Model and environmental activist Arizona Muse is vowing to “make soil sexy” with the launch of her new charity, Dirt, dedicated to promoting biodynamic farming all over the world.

Biodynamic farming is a holistic approach to managing the land which has ecological, social and economic stability at its heart, explains Muse in a statement. The farming practice focuses on boosting biodiversity, community wellbeing and replenishing soils, allowing them to store more water and draw down more carbon dioxide from the atmosphere.

While the practice is already popular among grape growers, it is less common in other agricultural sectors, whether for fibres, food, or fuel and Dirt is looking to help biodynamic farmers build new markets as consumers’ appetite for organic produce and improved soil health grows.

Muse, who throughout the pandemic has lived and worked on a farm, said in a statement: “From the food we eat to the clothes we wear, almost everything we rely on as human beings originates from the soil.
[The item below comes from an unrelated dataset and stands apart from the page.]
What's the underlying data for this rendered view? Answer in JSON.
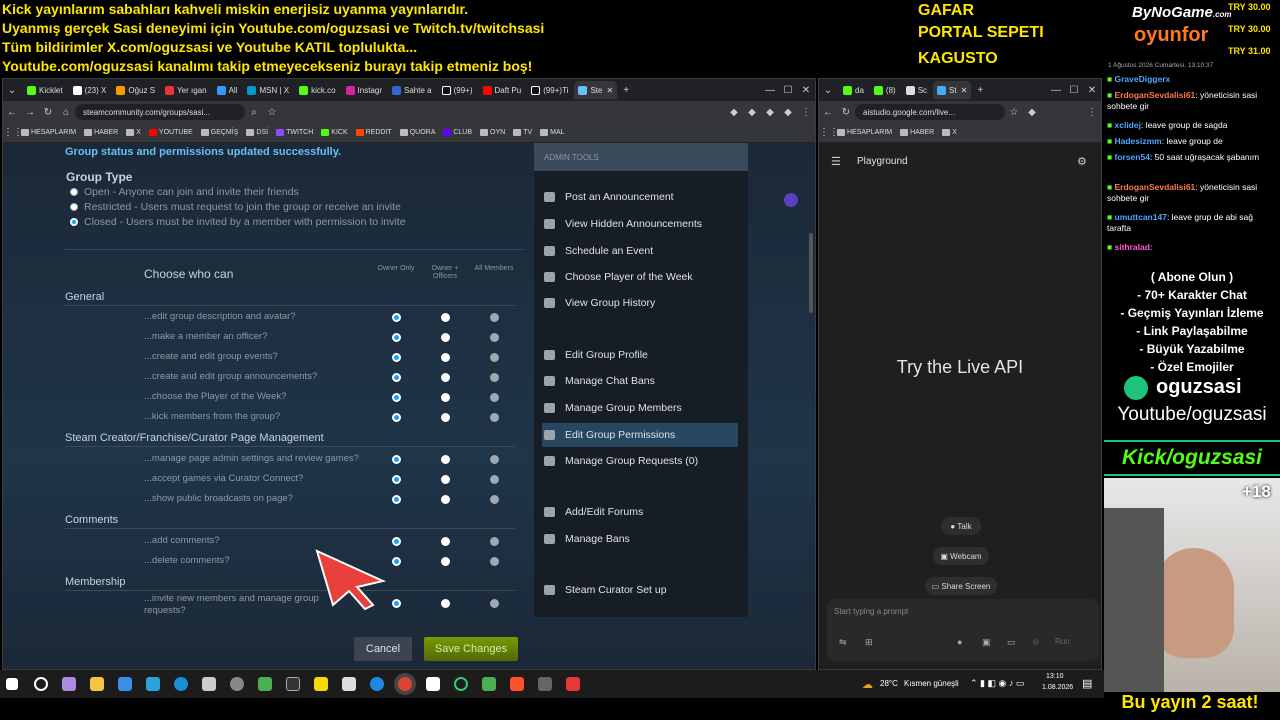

Yet our disregard for this precious resource means we risk destroying one of our best solutions to the climate crisis. The food sector is catching on, but the apparel industry is fashionably late to the party. Dirt will help make soil sexy.”

The charity launched at the Sustainable Angle’s Future Fabrics Expo in London. It announced that it will support the scale-up of biodynamic farming by funding new scientific research, education programmes, demonstration and conversion projects, and new networks, as well as through the national biodynamic associations themselves.

Dirt will be funded by contributions from the fashion industry to start with, as well as environmentalists. Projects with other industries, including beauty and jewellery will begin in 2022.

Image: courtesy of Arizona Muse

A long-term comparison of farming methods in Switzerland by the Federal Institute of Biological Agriculture revealed that biodynamic methods are more effective in maintaining soil health than organic or mineral approaches. Unlike regenerative agriculture, biodynamic farming is certified which gives farmers, consumers and buyers confidence in reliability and impact.

Arizona added: “Dirt gives the opportunity for businesses that understand how they have damaged soils in the past to give back to the planet with certainty. It also offers a path to a better quality of life for the farmers who are too often overlooked despite their huge contribution to the economy and society.”

Arizona Muse
biodynamic farming